| Data about app and page elements |
++++++

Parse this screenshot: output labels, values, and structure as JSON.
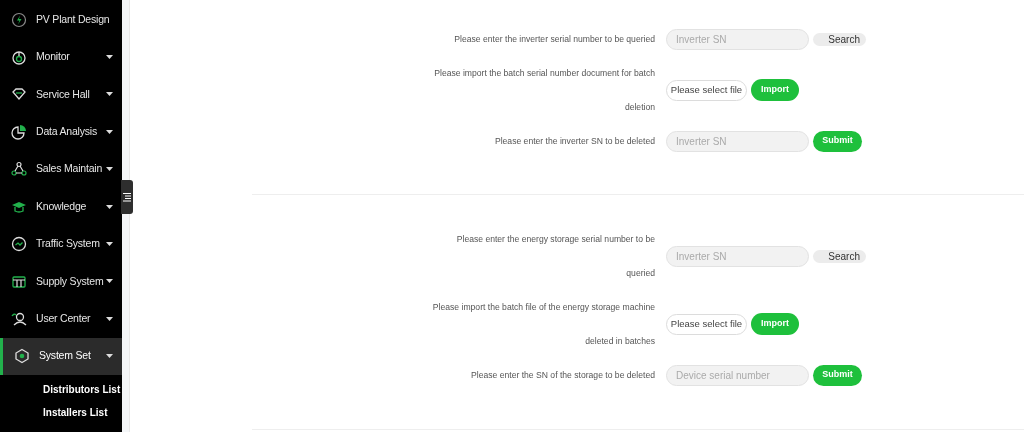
{
  "sidebar": {
    "items": [
      {
        "label": "PV Plant Design",
        "has_caret": false,
        "selected": false
      },
      {
        "label": "Monitor",
        "has_caret": true,
        "selected": false
      },
      {
        "label": "Service Hall",
        "has_caret": true,
        "selected": false
      },
      {
        "label": "Data Analysis",
        "has_caret": true,
        "selected": false
      },
      {
        "label": "Sales Maintain",
        "has_caret": true,
        "selected": false
      },
      {
        "label": "Knowledge",
        "has_caret": true,
        "selected": false
      },
      {
        "label": "Traffic System",
        "has_caret": true,
        "selected": false
      },
      {
        "label": "Supply System",
        "has_caret": true,
        "selected": false
      },
      {
        "label": "User Center",
        "has_caret": true,
        "selected": false
      },
      {
        "label": "System Set",
        "has_caret": true,
        "selected": true,
        "children": [
          {
            "label": "Distributors List"
          },
          {
            "label": "Installers List"
          }
        ]
      }
    ]
  },
  "sections": [
    {
      "rows": [
        {
          "kind": "search",
          "label": "Please enter the inverter serial number to be queried",
          "placeholder": "Inverter SN",
          "button": "Search"
        },
        {
          "kind": "import",
          "label": "Please import the batch serial number document for batch deletion",
          "file": "Please select file",
          "button": "Import"
        },
        {
          "kind": "submit",
          "label": "Please enter the inverter SN to be deleted",
          "placeholder": "Inverter SN",
          "button": "Submit"
        }
      ]
    },
    {
      "rows": [
        {
          "kind": "search",
          "label": "Please enter the energy storage serial number to be queried",
          "placeholder": "Inverter SN",
          "button": "Search"
        },
        {
          "kind": "import",
          "label": "Please import the batch file of the energy storage machine deleted in batches",
          "file": "Please select file",
          "button": "Import"
        },
        {
          "kind": "submit",
          "label": "Please enter the SN of the storage to be deleted",
          "placeholder": "Device serial number",
          "button": "Submit"
        }
      ]
    }
  ]
}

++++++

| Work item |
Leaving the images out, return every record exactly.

| Result of this task |
Parse this screenshot: output labels, values, and structure as JSON.
{
  "sidebar": {
    "items": [
      {
        "label": "PV Plant Design",
        "has_caret": false,
        "selected": false
      },
      {
        "label": "Monitor",
        "has_caret": true,
        "selected": false
      },
      {
        "label": "Service Hall",
        "has_caret": true,
        "selected": false
      },
      {
        "label": "Data Analysis",
        "has_caret": true,
        "selected": false
      },
      {
        "label": "Sales Maintain",
        "has_caret": true,
        "selected": false
      },
      {
        "label": "Knowledge",
        "has_caret": true,
        "selected": false
      },
      {
        "label": "Traffic System",
        "has_caret": true,
        "selected": false
      },
      {
        "label": "Supply System",
        "has_caret": true,
        "selected": false
      },
      {
        "label": "User Center",
        "has_caret": true,
        "selected": false
      },
      {
        "label": "System Set",
        "has_caret": true,
        "selected": true,
        "children": [
          {
            "label": "Distributors List"
          },
          {
            "label": "Installers List"
          }
        ]
      }
    ]
  },
  "sections": [
    {
      "rows": [
        {
          "kind": "search",
          "label": "Please enter the inverter serial number to be queried",
          "placeholder": "Inverter SN",
          "button": "Search"
        },
        {
          "kind": "import",
          "label": "Please import the batch serial number document for batch deletion",
          "file": "Please select file",
          "button": "Import"
        },
        {
          "kind": "submit",
          "label": "Please enter the inverter SN to be deleted",
          "placeholder": "Inverter SN",
          "button": "Submit"
        }
      ]
    },
    {
      "rows": [
        {
          "kind": "search",
          "label": "Please enter the energy storage serial number to be queried",
          "placeholder": "Inverter SN",
          "button": "Search"
        },
        {
          "kind": "import",
          "label": "Please import the batch file of the energy storage machine deleted in batches",
          "file": "Please select file",
          "button": "Import"
        },
        {
          "kind": "submit",
          "label": "Please enter the SN of the storage to be deleted",
          "placeholder": "Device serial number",
          "button": "Submit"
        }
      ]
    }
  ]
}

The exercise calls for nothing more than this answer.